Northeastern Section - 42nd Annual Meeting (12–14 March 2007)

Paper No. 3
Presentation Time: 8:15 AM-12:00 PM


SNYDER, Eric H.1, ELSEN, Toren1, ROSS, Morgan, YONKIN, Daniel1 and CUNNINGHAM, Mary Ann1, (1)Department of Geology and Geography, Vassar College, 124 Raymond Ave, Poughkeepsie, NY 12604,

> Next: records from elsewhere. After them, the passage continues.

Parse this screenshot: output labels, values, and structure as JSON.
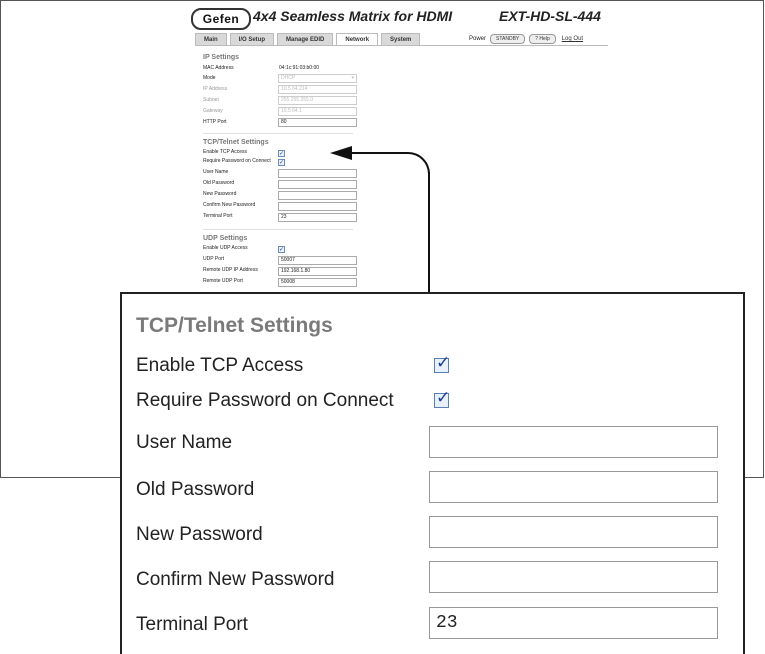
{
  "header": {
    "logo": "Gefen",
    "product_title": "4x4 Seamless Matrix for HDMI",
    "model": "EXT-HD-SL-444"
  },
  "tabs": [
    {
      "label": "Main"
    },
    {
      "label": "I/O Setup"
    },
    {
      "label": "Manage EDID"
    },
    {
      "label": "Network",
      "active": true
    },
    {
      "label": "System"
    }
  ],
  "power": {
    "label": "Power",
    "standby_label": "STANDBY",
    "help_label": "? Help",
    "logout_label": "Log Out"
  },
  "ip_settings": {
    "title": "IP Settings",
    "mac_label": "MAC Address",
    "mac_value": "04:1c:91:03:b0:00",
    "mode_label": "Mode",
    "mode_value": "DHCP",
    "ip_label": "IP Address",
    "ip_value": "10.5.64.214",
    "subnet_label": "Subnet",
    "subnet_value": "255.255.255.0",
    "gateway_label": "Gateway",
    "gateway_value": "10.5.64.1",
    "http_label": "HTTP Port",
    "http_value": "80"
  },
  "tcp_settings": {
    "title": "TCP/Telnet Settings",
    "enable_label": "Enable TCP Access",
    "enable_checked": true,
    "require_label": "Require Password on Connect",
    "require_checked": true,
    "username_label": "User Name",
    "username_value": "",
    "oldpw_label": "Old Password",
    "oldpw_value": "",
    "newpw_label": "New Password",
    "newpw_value": "",
    "confirmpw_label": "Confirm New Password",
    "confirmpw_value": "",
    "terminal_label": "Terminal Port",
    "terminal_value": "23"
  },
  "udp_settings": {
    "title": "UDP Settings",
    "enable_label": "Enable UDP Access",
    "enable_checked": true,
    "port_label": "UDP Port",
    "port_value": "50007",
    "remote_ip_label": "Remote UDP IP Address",
    "remote_ip_value": "192.168.1.80",
    "remote_port_label": "Remote UDP Port",
    "remote_port_value": "50008"
  },
  "colors": {
    "section_title": "#7a7a7a",
    "checkbox_mark": "#1b3f8f"
  }
}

Examining rates of deicing salt accumulation and leaching in soils is important for understanding the distribution and movement of salt in the environment. We examined variations in concentrations of cations associated with deicing salt in soils on the Vassar College campus, in eastern New York, in September-November. The mixed landscape of a college campus provides a useful contrast to previous studies that have focused on isolated, rural highways. We used atomic emission spectrophotometry to measure concentrations of Na, Mg, Ca, and K in soils at randomly located sample sites as well as in 3-m transects adjacent to sidewalks and parking lots. Among 5 measures of proximity to salted surfaces, distance to nearest salted surface provided the best and simplest explanation of cation distribution. Among all samples, average cation concentrations were as follows: Na 13 mg/100 g soil; Ca, 150 mg/100 g; Mg, 30 mg/100 g; K 8 mg/100 g. All cations declined with distance to pavement on transects and when all observations were analyzed together. Abundant Ca and Mg, and rapid declines in Ca and Mg within 3 m of salted surfaces, were consistent with abundant use of CaCl2 and MgCl2 near buildings. Overall moderate levels of Na, including near salted surfaces, suggested that Ca and Mg displaced Na in soils. Sodium concentrations taken from a subset of “clean” off-campus soils averaged 9 mg /100 g soil, which suggests that Na was broadly distributed, either through dust movement from road salt or through long-range aerosol transport and precipitation. Soils provide a significant reservoir for salts year-round, and Mg and Ca may help mobilize Na into groundwater and surface water systems.